:: Exercise description ::
Among the records below, which lines contain the string "image"? Report them.

-*-*-

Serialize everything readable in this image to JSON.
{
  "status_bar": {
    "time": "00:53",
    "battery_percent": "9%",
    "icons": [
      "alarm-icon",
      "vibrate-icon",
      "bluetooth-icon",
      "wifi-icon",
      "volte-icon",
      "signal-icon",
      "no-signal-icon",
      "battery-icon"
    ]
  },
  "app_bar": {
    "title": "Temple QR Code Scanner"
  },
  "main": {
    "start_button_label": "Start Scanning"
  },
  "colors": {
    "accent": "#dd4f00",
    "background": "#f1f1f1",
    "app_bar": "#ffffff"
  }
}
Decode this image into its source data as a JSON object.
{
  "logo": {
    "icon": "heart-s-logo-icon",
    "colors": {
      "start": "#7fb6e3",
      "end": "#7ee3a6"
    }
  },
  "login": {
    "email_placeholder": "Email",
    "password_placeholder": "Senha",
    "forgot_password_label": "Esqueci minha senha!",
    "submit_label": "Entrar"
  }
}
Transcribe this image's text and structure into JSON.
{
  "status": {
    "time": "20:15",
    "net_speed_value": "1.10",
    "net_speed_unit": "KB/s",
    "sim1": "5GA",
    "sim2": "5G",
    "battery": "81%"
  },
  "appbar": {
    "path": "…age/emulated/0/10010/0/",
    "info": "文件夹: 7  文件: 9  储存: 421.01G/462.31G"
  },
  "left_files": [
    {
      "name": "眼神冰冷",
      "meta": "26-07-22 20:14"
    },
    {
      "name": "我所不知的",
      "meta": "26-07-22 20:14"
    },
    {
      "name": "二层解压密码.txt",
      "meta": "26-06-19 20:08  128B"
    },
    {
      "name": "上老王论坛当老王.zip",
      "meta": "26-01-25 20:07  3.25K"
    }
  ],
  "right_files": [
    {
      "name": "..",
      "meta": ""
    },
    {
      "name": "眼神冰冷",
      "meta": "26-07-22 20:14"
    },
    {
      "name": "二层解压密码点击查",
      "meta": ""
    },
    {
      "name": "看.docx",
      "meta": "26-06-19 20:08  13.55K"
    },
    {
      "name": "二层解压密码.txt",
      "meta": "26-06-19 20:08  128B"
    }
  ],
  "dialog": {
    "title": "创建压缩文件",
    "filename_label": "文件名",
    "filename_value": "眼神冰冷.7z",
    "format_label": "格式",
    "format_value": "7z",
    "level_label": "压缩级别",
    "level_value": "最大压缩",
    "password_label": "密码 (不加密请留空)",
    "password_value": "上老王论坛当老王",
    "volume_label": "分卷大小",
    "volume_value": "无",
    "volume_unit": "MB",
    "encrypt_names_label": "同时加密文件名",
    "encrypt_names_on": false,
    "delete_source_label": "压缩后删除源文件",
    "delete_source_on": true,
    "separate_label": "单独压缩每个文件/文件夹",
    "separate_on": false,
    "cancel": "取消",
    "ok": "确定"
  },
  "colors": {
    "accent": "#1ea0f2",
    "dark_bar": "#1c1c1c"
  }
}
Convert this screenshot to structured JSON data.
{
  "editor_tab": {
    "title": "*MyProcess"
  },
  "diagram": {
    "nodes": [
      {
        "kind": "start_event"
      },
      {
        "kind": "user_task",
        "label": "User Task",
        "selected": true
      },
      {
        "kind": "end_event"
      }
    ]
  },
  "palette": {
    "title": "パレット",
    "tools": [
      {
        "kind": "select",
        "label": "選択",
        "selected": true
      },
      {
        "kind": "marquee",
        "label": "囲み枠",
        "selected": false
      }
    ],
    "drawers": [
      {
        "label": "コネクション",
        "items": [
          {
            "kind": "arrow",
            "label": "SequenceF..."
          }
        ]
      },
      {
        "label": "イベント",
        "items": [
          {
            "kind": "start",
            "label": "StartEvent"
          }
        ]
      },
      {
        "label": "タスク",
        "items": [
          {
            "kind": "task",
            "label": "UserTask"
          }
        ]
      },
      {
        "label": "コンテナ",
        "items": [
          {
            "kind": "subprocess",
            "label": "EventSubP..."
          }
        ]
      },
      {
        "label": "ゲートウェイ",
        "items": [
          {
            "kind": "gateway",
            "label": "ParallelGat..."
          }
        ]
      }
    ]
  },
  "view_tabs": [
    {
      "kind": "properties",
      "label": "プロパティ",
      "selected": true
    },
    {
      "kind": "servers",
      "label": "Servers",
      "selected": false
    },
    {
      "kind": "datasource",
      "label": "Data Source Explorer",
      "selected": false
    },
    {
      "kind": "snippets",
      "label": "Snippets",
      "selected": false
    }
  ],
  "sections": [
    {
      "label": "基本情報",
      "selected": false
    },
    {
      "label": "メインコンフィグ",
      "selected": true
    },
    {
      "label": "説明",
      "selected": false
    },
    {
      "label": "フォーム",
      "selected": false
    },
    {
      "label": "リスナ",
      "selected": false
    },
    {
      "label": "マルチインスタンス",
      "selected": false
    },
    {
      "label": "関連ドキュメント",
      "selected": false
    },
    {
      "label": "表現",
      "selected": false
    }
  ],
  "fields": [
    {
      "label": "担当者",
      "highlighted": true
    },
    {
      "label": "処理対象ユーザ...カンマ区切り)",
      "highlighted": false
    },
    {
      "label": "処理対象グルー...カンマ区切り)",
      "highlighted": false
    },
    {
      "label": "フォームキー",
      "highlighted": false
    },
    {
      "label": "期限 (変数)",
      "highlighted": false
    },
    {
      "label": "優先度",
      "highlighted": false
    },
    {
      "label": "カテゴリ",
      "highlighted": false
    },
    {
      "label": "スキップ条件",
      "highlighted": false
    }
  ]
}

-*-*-

:: Output ::
Serialize everything readable in this image to JSON.
Decode this image into its source data as a JSON object.
Transcribe this image's text and structure into JSON.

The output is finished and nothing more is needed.